So here we are at the end of the first half of the season, and I find I’m much more invested in this show than I anticipated. Yeah, I’m not unaware of its failings, most of them related to the technical side of things, but I find I’m responding well to the very decompressed storytelling, the slow character arcs, the relaxed pace. It’s not ‘ohmigod the Prosthetic Forehead Aliens of planet Cliché VII are going to destroy civilization’ ever week, nor is it ‘ohmigod, the Prosthetic Forehead Aliens of planet Tedium X need to learn an important lession about life, taught in the most didactic way possible.’ Instead, it’s more workaday. I just sorta’ like that.
A lot of websites decried this series as “chick stuff’ or “Grey’s Anatomy in Space,” and the advance word was, of course, that this show was intended as a sort of “Gateway drug” to get women hooked on SF. I don’t know if that’s true or not, and I don’t know if it’s worked or not (I assume it wouldn’t), but I think a much more useful - and possibly unintentional - aspect of the show is that it might serve to introduce some of the more stereotypical male members of the audience (Trekies, I’m looking at you) to the concept that human drama isn’t a bad or scary or shameful thing, and that if you can fit it in with the gee gosh wow stuff, it just makes things better all around. So, if it’s intended as “SF 101” for chicks, or “Emotions 101” for mouth breathing dudes, I find I don’t really care either way, I’m just kind of digging the show.
That said, tonight was a pretty hard episode for me to watch, and I could definitely see a younger version of my self abandoning this series for ever after what they did tonight, but we’ll get to that below.
PLAY BY PLAY
After stringing us along for two and a half weeks, Zoe takes the abortion pill. As fate and politically motivated scripts would have it, she happens to take it on the day that the cadets are doing a training section on trauma. They’re taken to a hospital and divied up in to groups. Some of the old timers take bets on when the notoriously vasovagal Donner will puke or black out. Paula and Wassenfelder are assigned to watch a druggie taking some new untraceable designer chemical, so they do, and of course they get to bickering, she calls him a poser, he calls her a religious fanatic. Wassenfelder gets along swell with the druggie, but Paula clearly has no sympathy for the guy.
Donner and Evram end up getting involved in a gunshot wound case, which the resident surgeon is botching because there’s so little gun violence in the future that he doesn’t know what to do. As the victim codes, Evram just takes over the surgery, and Donner assists, and he doesn’t pass out, though he’s clearly only barely holding it together.

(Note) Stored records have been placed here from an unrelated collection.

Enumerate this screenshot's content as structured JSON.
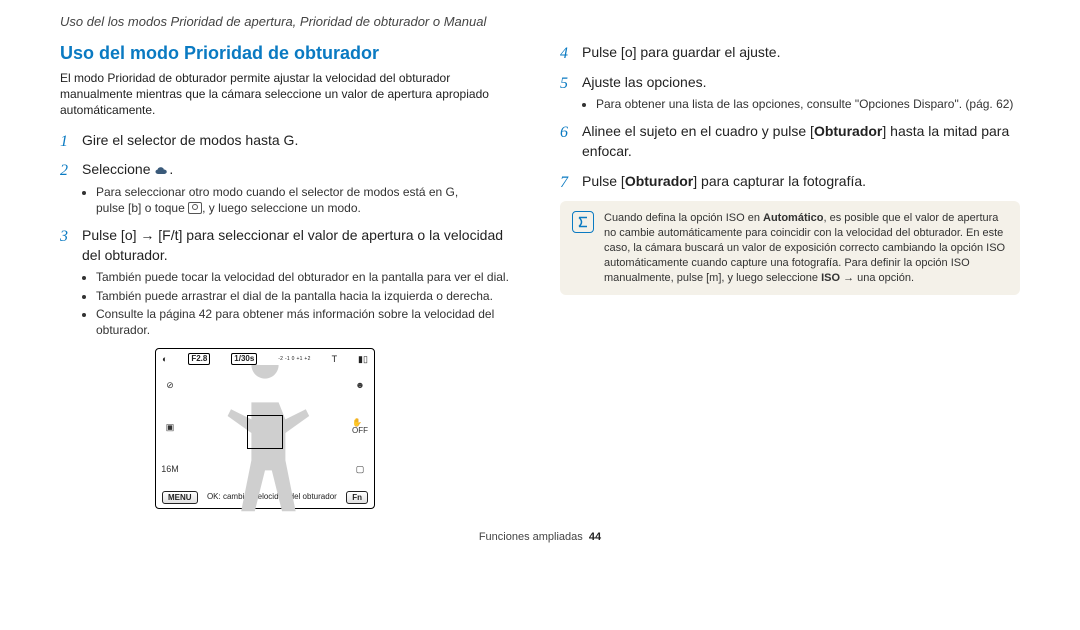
{
  "header": "Uso del los modos Prioridad de apertura, Prioridad de obturador o Manual",
  "section_title": "Uso del modo Prioridad de obturador",
  "intro": "El modo Prioridad de obturador permite ajustar la velocidad del obturador manualmente mientras que la cámara seleccione un valor de apertura apropiado automáticamente.",
  "left_steps": {
    "s1": {
      "text_a": "Gire el selector de modos hasta ",
      "text_b": "G",
      "text_c": "."
    },
    "s2": {
      "text_a": "Seleccione ",
      "text_b": "."
    },
    "s2_sub": {
      "a": "Para seleccionar otro modo cuando el selector de modos está en ",
      "a2": "G",
      "a3": ",",
      "b": "pulse [",
      "b2": "b",
      "b3": "] o toque ",
      "b4": ", y luego seleccione un modo."
    },
    "s3": {
      "a": "Pulse [",
      "a2": "o",
      "a3": "] → [",
      "a4": "F",
      "a5": "/",
      "a6": "t",
      "a7": "] para seleccionar el valor de apertura o la velocidad del obturador."
    },
    "s3_sub": {
      "a": "También puede tocar la velocidad del obturador en la pantalla para ver el dial.",
      "b": "También puede arrastrar el dial de la pantalla hacia la izquierda o derecha.",
      "c": "Consulte la página 42 para obtener más información sobre la velocidad del obturador."
    }
  },
  "right_steps": {
    "s4": {
      "a": "Pulse [",
      "a2": "o",
      "a3": "] para guardar el ajuste."
    },
    "s5": {
      "a": "Ajuste las opciones."
    },
    "s5_sub": {
      "a": "Para obtener una lista de las opciones, consulte \"Opciones Disparo\". (pág. 62)"
    },
    "s6": {
      "a": "Alinee el sujeto en el cuadro y pulse [",
      "b": "Obturador",
      "c": "] hasta la mitad para enfocar."
    },
    "s7": {
      "a": "Pulse [",
      "b": "Obturador",
      "c": "] para capturar la fotografía."
    }
  },
  "note": {
    "a": "Cuando defina la opción ISO en ",
    "b": "Automático",
    "c": ", es posible que el valor de apertura no cambie automáticamente para coincidir con la velocidad del obturador. En este caso, la cámara buscará un valor de exposición correcto cambiando la opción ISO automáticamente cuando capture una fotografía. Para definir la opción ISO manualmente, pulse [",
    "d": "m",
    "e": "], y luego seleccione ",
    "f": "ISO",
    "g": " → una opción."
  },
  "lcd": {
    "aperture": "F2.8",
    "shutter": "1/30s",
    "ev": "-2  -1   0   +1  +2",
    "signal": "T",
    "menu": "MENU",
    "fn": "Fn",
    "caption": "OK: cambiar velocidad del obturador",
    "icons": {
      "cloud": "cloud",
      "flash_off": "⊘",
      "size": "16M",
      "palm_off": "✋",
      "off": "OFF"
    }
  },
  "footer": {
    "section": "Funciones ampliadas",
    "page": "44"
  },
  "chart_data": null
}
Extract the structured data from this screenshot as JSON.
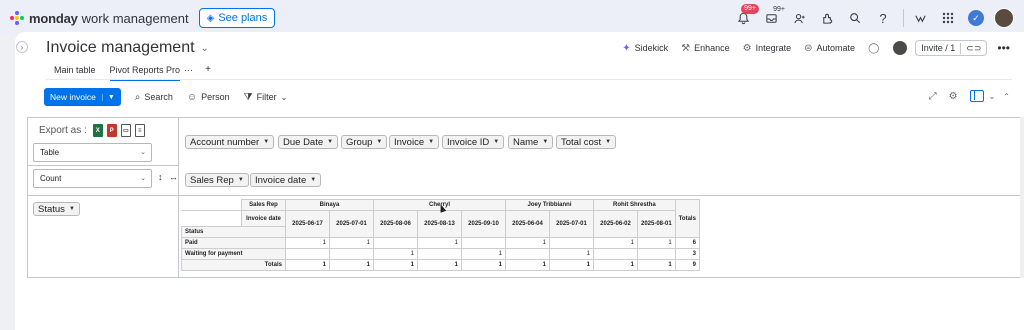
{
  "topbar": {
    "logo_name": "monday",
    "logo_sub": "work management",
    "see_plans": "See plans",
    "notif_badge": "99+",
    "inbox_badge": "99+",
    "icons": [
      "bell-icon",
      "inbox-icon",
      "invite-members-icon",
      "apps-icon",
      "search-icon",
      "help-icon",
      "integrations-icon",
      "app-grid-icon",
      "avatar"
    ]
  },
  "board": {
    "title": "Invoice management",
    "actions": {
      "sidekick": "Sidekick",
      "enhance": "Enhance",
      "integrate": "Integrate",
      "automate": "Automate",
      "invite": "Invite / 1"
    },
    "tabs": [
      {
        "label": "Main table"
      },
      {
        "label": "Pivot Reports Pro"
      }
    ],
    "toolbar": {
      "new_item": "New invoice",
      "search": "Search",
      "person": "Person",
      "filter": "Filter"
    }
  },
  "pivot": {
    "export_label": "Export as :",
    "renderer": "Table",
    "aggregator": "Count",
    "unused_fields": [
      "Account number",
      "Due Date",
      "Group",
      "Invoice",
      "Invoice ID",
      "Name",
      "Total cost"
    ],
    "col_fields": [
      "Sales Rep",
      "Invoice date"
    ],
    "row_fields": [
      "Status"
    ],
    "table": {
      "col_header_1": "Sales Rep",
      "col_header_2": "Invoice date",
      "row_header": "Status",
      "totals_label": "Totals",
      "reps": [
        {
          "name": "Binaya",
          "dates": [
            "2025-06-17",
            "2025-07-01"
          ]
        },
        {
          "name": "Cherryl",
          "dates": [
            "2025-08-06",
            "2025-08-13",
            "2025-09-10"
          ]
        },
        {
          "name": "Joey Tribbianni",
          "dates": [
            "2025-06-04",
            "2025-07-01"
          ]
        },
        {
          "name": "Rohit Shrestha",
          "dates": [
            "2025-06-02",
            "2025-08-01"
          ]
        }
      ],
      "rows": [
        {
          "status": "Paid",
          "values": [
            "1",
            "1",
            "",
            "1",
            "",
            "1",
            "",
            "1",
            "1"
          ],
          "total": "6"
        },
        {
          "status": "Waiting for payment",
          "values": [
            "",
            "",
            "1",
            "",
            "1",
            "",
            "1",
            "",
            ""
          ],
          "total": "3"
        }
      ],
      "column_totals": [
        "1",
        "1",
        "1",
        "1",
        "1",
        "1",
        "1",
        "1",
        "1"
      ],
      "grand_total": "9"
    }
  },
  "colors": {
    "primary": "#0073ea",
    "badge": "#e2445c",
    "background": "#eef0f4"
  }
}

The druggie codes, and the doctor can’t bring him back, but Paula won’t let it slide and does CPR on the guy for a while, just because there’s a chance. Claire, meanwhile, asks Evram out for a drink, and he says ‘yeah.’
Jen and Zoe don’t do much important, but Zoe talks to a pregnant doctor lady about regrets and choices (sigh), and the doctor excuses Zoe because she isn’t feeling well. Donner leaves, too. He gets to talking to her about a pig his uncle slaughtered when he was a kid, and therefore he can’t stand the sight of blood, and Zoe passes out, obviously in great pain. Donner picks her up and carries her back in to the hospital, where they immediately give her care, and Jen immediately fesses up to the pregnant doctor lady that Zoe took an abortion pill. AJ overhears this, but says he won’t betray her, and when things are better, he goes to tell Donner everything is ok.
When Zoe wakes up, Eve is there, telling she’s had an emergency hysterectomy, and that the cover story will be “you had a cyst that burst, and we removed it.” Everything is all nicely covered up.
Evram is taking a blood sample from Donner, and having trouble doing it. It takes him six tries to hit the vein, and even though Paula was bugging him, that ain’t right. He tells Donner it’s a weird reaction of his pain meds for his back, lying, of course. Jen,